**Fault Tree Analysis **

Also known as the FTA analysis technique, this process evaluates the cause of system failure through a structured diagram. The FTA process is more convenient to perform than the Failure Mode and Effects Analysis (FMEA) technique.

It uses boolean logic to combine a range of lower-level events. The process works as a top-down procedure to determine the component level failure. Here, the entire operation works to identify the system failure and showcases the reasons behind its occurrence.

Moreover, the process uses logical gates, and the goal is to mitigate the component level failure for a smoother project run.

**Decision Tree Analysis **

Lastly, the Decision Tree is the graphical representation that supports the decision-making process. With this process, you are allowed to investigate a range of options laid out by the provided structure.

Imagine a tree diagram where various outcomes show possible results that you can draw from it. A decision tree is where you assign cash value and score to each probable consequence of the diagram and evaluate the worth of the estimated outcome.

**Examples of Quantitative Risk Analysis **

**Example 1 **

Let’s start by analyzing an Expected Monetary Value or EMV where risks include both opportunities and threats.

We know, EMV = Probability*Impact

Risk | Probability | Cost Impact | EMV |

Threat | 88% | $100,000 | $88,000 |

Opportunity | 50% | $100,000 | $50,000 |

Threat | 30% | $10,000 | $3,000 |

Total EMV | $33,000 |

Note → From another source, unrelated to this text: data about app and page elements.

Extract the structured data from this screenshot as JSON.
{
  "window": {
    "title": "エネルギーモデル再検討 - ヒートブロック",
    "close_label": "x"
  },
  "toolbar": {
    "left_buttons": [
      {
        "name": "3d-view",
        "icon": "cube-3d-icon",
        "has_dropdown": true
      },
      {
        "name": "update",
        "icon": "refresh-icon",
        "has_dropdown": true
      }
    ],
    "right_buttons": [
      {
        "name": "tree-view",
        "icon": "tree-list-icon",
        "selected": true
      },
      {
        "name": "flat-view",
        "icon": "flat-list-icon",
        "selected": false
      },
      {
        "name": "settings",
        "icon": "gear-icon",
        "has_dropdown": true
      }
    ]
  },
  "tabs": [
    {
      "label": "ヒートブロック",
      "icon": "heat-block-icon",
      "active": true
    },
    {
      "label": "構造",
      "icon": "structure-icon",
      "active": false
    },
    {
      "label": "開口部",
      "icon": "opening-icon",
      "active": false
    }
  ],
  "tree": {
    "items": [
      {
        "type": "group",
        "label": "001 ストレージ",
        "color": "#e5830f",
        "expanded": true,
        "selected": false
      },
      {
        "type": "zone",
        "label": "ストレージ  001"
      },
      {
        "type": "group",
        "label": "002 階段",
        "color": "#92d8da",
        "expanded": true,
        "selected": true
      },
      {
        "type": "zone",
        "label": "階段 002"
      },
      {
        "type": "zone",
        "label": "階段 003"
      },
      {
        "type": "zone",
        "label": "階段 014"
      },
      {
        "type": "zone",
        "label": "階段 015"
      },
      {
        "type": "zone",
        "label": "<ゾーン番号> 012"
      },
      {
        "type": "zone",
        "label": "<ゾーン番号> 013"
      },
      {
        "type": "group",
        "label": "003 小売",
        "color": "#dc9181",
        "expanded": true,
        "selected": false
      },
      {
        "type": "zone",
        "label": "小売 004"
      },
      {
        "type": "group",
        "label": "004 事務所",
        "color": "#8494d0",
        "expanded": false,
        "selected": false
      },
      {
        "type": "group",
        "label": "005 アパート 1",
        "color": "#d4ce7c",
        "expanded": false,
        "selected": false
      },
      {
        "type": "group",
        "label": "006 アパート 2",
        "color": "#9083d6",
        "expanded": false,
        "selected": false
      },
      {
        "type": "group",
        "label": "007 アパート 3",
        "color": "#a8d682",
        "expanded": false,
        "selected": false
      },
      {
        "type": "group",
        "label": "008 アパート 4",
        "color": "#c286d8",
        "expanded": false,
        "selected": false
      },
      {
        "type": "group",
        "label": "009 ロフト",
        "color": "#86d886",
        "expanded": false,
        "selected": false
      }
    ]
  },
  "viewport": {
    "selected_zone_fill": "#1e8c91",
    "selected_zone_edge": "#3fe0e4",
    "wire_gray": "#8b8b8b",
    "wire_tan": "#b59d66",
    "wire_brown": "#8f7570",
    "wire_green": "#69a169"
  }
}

To get the exact value of EMV, we have subtracted the opportunities from the threats. Here, the total Estimated Monetary Value represents the contingency reserve and project risk exposure.

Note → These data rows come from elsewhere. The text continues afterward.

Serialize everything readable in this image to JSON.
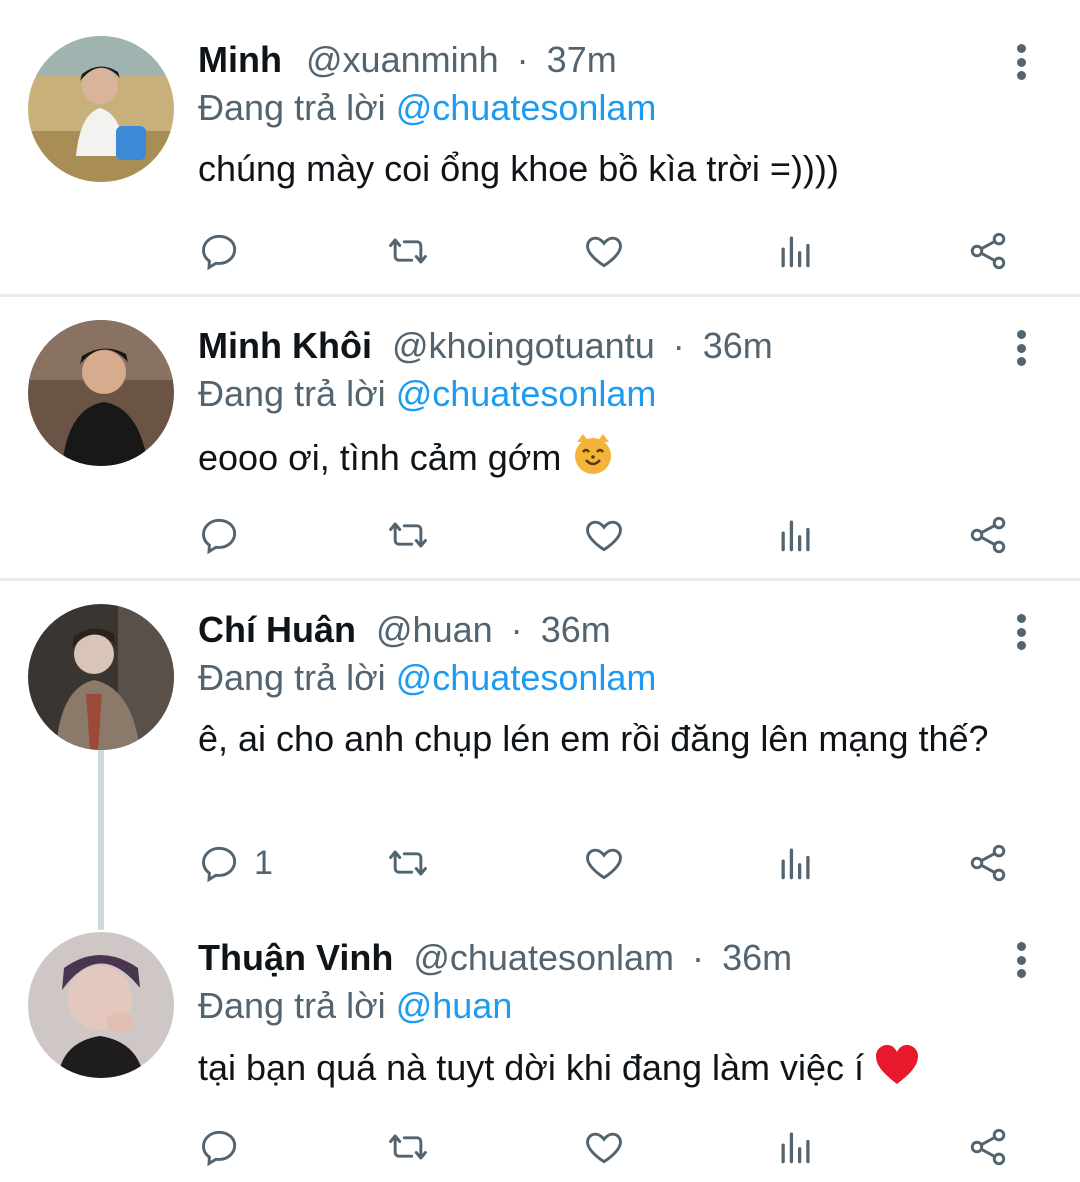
{
  "reply_prefix": "Đang trả lời",
  "tweets": [
    {
      "name": "Minh",
      "handle": "@xuanminh",
      "separator": "·",
      "time": "37m",
      "reply_to": "@chuatesonlam",
      "text": "chúng mày coi ổng khoe bồ kìa trời =))))",
      "reply_count": ""
    },
    {
      "name": "Minh Khôi",
      "handle": "@khoingotuantu",
      "separator": "·",
      "time": "36m",
      "reply_to": "@chuatesonlam",
      "text": "eooo ơi, tình cảm gớm",
      "emoji": "smiling-cat-face",
      "reply_count": ""
    },
    {
      "name": "Chí Huân",
      "handle": "@huan",
      "separator": "·",
      "time": "36m",
      "reply_to": "@chuatesonlam",
      "text": "ê, ai cho anh chụp lén em rồi đăng lên mạng thế?",
      "reply_count": "1"
    },
    {
      "name": "Thuận Vinh",
      "handle": "@chuatesonlam",
      "separator": "·",
      "time": "36m",
      "reply_to": "@huan",
      "text": "tại bạn quá nà tuyt dời khi đang làm việc í",
      "emoji": "red-heart",
      "reply_count": ""
    }
  ],
  "colors": {
    "text": "#0f1419",
    "secondary": "#536471",
    "link": "#1d9bf0",
    "divider": "#e6ecf0"
  },
  "icons": [
    "reply-icon",
    "retweet-icon",
    "like-icon",
    "views-icon",
    "share-icon",
    "more-icon"
  ]
}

**Example 2**

Let’s assume that a cosmetic company faces the likely risk of laying off workers. In such instances, they have a 60% chance of keeping the staff, which brings their cost to $100,000. Moreover, they have a 50% chance of losing their workers, which results in their total cost being $200,000.

Now,

EMV = Probability*Cost

= (60% * $100,000) + (50% * $200,000)

= $60,000 + $40,000

EMV = $100,000.

**Pros and Cons of Quantitative Risk Analysis**

**Benefits **

The benefits of Quantitative Risk Analysis are plenty. One of the notable benefits is that it offers better estimates. Quantitative analysis provides more data for critical business decisions than Qualitative analysis. Since it is a software-centric tool, it can import data from qualitative charts and offer simulations that mitigate risks.

Moreover, these software data help identify the external factors playing into the system failure of the project using a method called “Event Chain Method.”

In detailed management terminology, the outcomes get expressed. The safety level of those project risks is determined based on three basics, namely – accessibility, reality, and privacy. Furthermore, since this project is data-driven, there is no room for personal bias affecting the overall analysis result. Safe to say, the outcomes received from this analysis method are accurate.

**Disadvantages**

Since this procedure is data-centric, the usage of this analysis tool is limited, unlike Qualitative analysis. Moreover, since the process requires analysis through different software tools, a PMP® professional must master the techniques. Thus, complex calculations can get tricky without an automated software tool.

Without mastering this technique, a project manager cannot interpret the results since the results get expressed in monetary value. Moreover, the researcher’s knowledge based on the questions and objectives is crucial to collect quantifiable data.

**Quantitative Risk Analysis in Project Management **

Learning the process of Quantitative Risk Analysis is a prerequisite to earning a PMP® certificate. The reason being, this process offers the benefit of mitigating the risks and completing the project in compliance with the budget and schedule.

And obtaining a PMP® certificate allows you to not only be able to distinguish between Quantitative and Qualitative but also interpreting and executing them.

To learn how you can pass your PMP® certification exam in the next six weeks, sign up for a free class to get a study plan + valuable tips & tricks!